“It's a small world, but we all run in big circles.” Sasha Azevedo
In the early 18th century Great Britain was still agrarian. This meant that in England, a traveler from the North arriving in the South would find themselves in largely foreign territory. There were even time differences in durations of minutes between some counties. The Victorians however had a need for speed and with that the railway and the steam train arrived. The steam train made the Victorians limitless by comparison. Where they were local they were now national. Communication was stimulated as was connection. This is turn affected music with Victorians travelling from villages to towns to experience live music hall entertainment. Similarly it would also seem that our need for connection via the Internet has stimulated the live music sector today. There have been numerous reports to suggest that the sharing experience of music via the Internet has developed our live music appetites.
Is it a case of swings and roundabouts? Perhaps. In the Victorian era another technology was born. It enabled us to talk to each other across vast distances, it used code, new types of crime emerged from it, romances blossomed in chat rooms, businesses practices were flipped on their head and whilst the some sought to control the this brave new medium others predicted utopia and an evolved global consciousness. We are of course talking about the introduction of the telegraph. But doesn't it sound remarkably like our Internet? The point that I want you to remember is that there is no original thought. Everything has been created and everything we experience today is simply an improvement on that original wheel.

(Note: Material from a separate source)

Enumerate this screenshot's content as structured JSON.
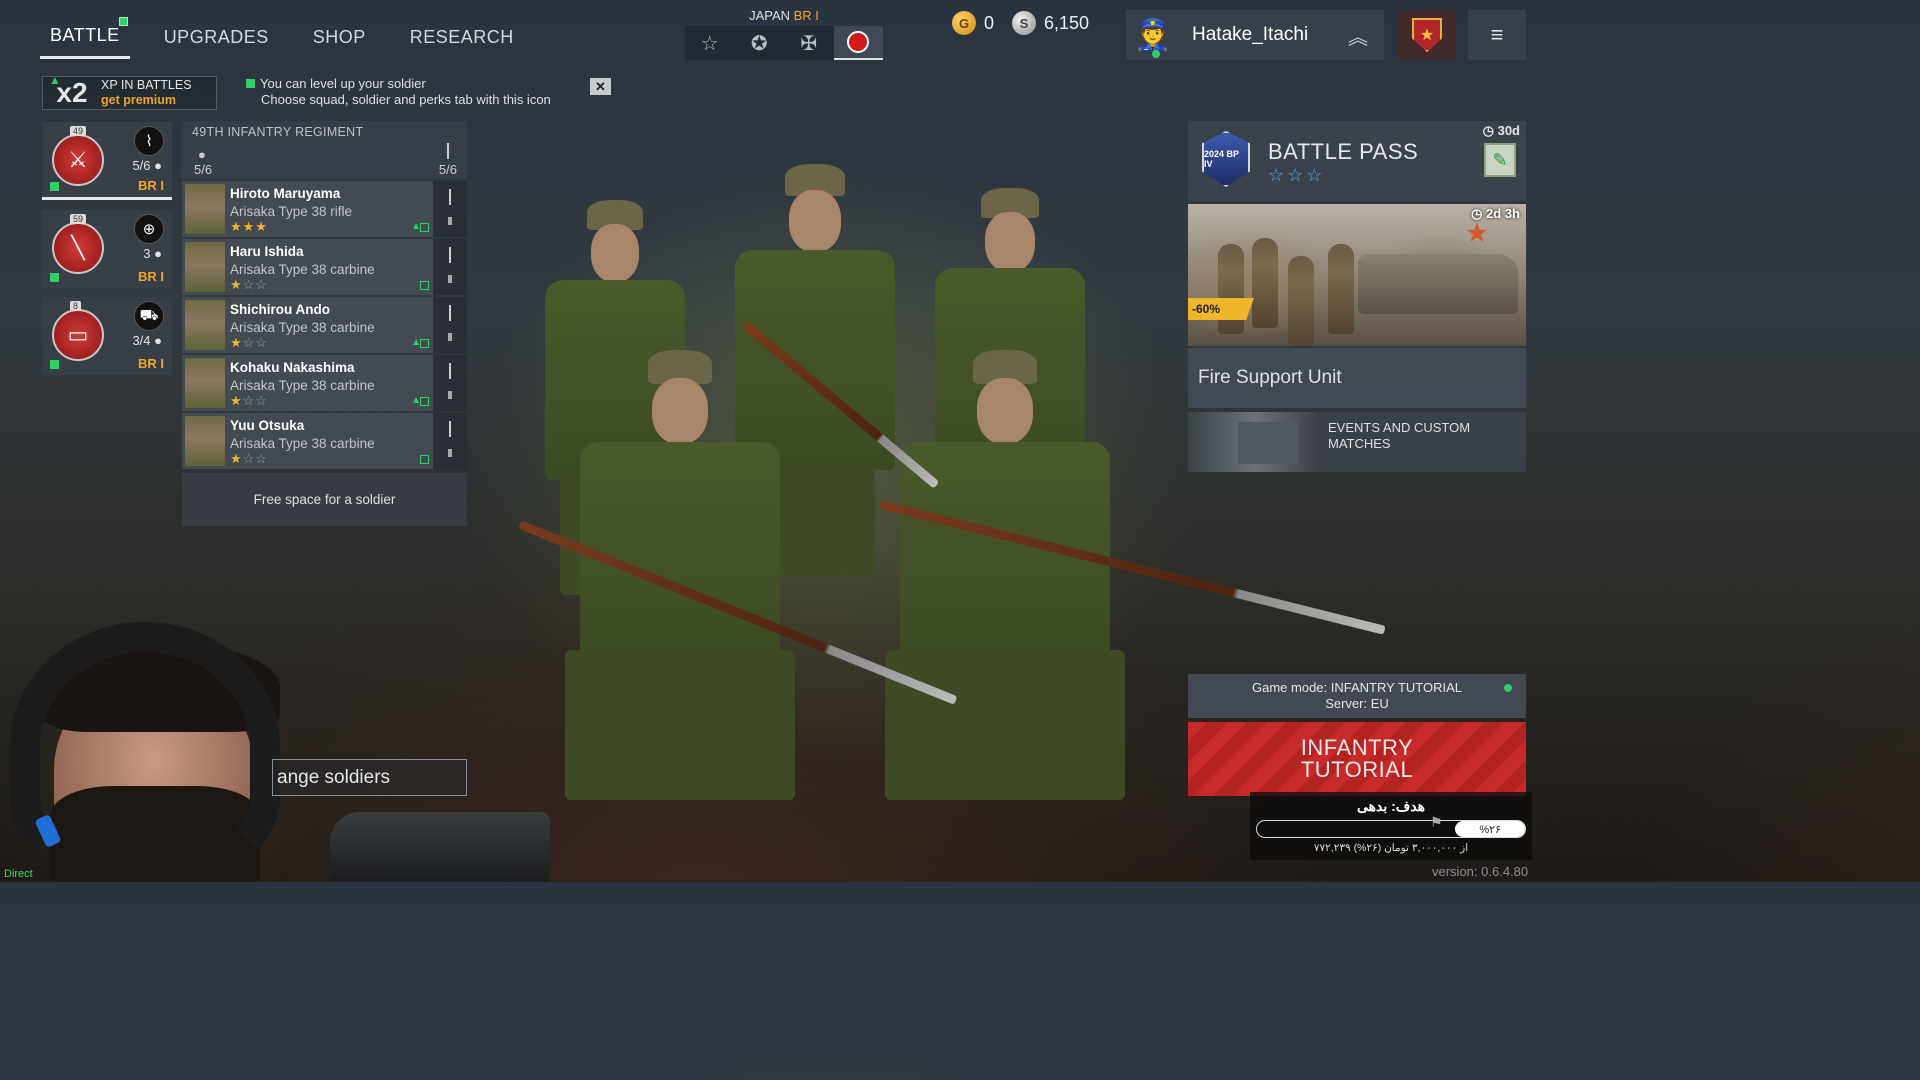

So is streaming music is old news? Well yes, it used to be called the "wireless" or as we now call it "radio". When radio arrived it was boycotted by the recorded music industry, after all who would buy records they could listen to the wireless for free? As it turned out the recorded music industry greatly benefited from the radio with the introduction of licences. Copyright as we now understand it was established. Radio gave music a wider reach, and a wider reach meant an expanding audience, and an expanding audience meant supersonic record sales. We had entered The Golden Age.
Beyond radio our next disruptive technology was TV. Radio lovers bemoaned the loss of the radio star. We know, however, that video didn't kill the radio star in fact video created another type of star and another type of experience with megastars such as Michael Jackson pushing the envelope of the medium with the multimillion dollar "Thriller". So now we have YouTube stars. Internet stars with billions of views on YouTube, reams of comments and millions of friends and followers. Internet stardom is a decisive factor in any artist obtaining a record deal or for a record label securing radio and TV airplay.
Let’s not forget the sheet music industry. The sheet music industry boycotted the recorded format. The argument was this, why would anyone buy sheet music if they could simply buy the record and listen to it. Nevertheless, the recorded format took over regardless. Today, people all over the world obtain tracks and make them their own. They put their own take on the original composition. We have mash ups, remixes, fan made video and presentations. Not unlike music fans back in the sheet music era who took their copy home and improvised with it to the delight of their audiences at home.
So what's next? Well our forthcoming technology in music is cloud storage. Cloud storage means that we can share out data and then access that data anywhere globally. Like water or electricity. This means that our music can be streamed from anywhere to well … anywhere. It might give us total mobility. A world without wires. A world where there is nothing to tie us down and we can be on the move with the information we need to share at the tap of our fingertips.
So, there have been a few technologies that have made progressively made the world smaller. The Internet is not the first and it won’t be the last.
Sometimes we need to reference from the past in order to learn and move on. There no problem that we have that hasn't been already solved on some level. So sometimes looking at the stories of the past can teach us about the future as we can see patterns and trends and attempt to plot a loose trajectory. No one can predict the future, but it is wise to plan for the best and prepare for the worst and consider every scenario possible and perhaps even make some future recommendations.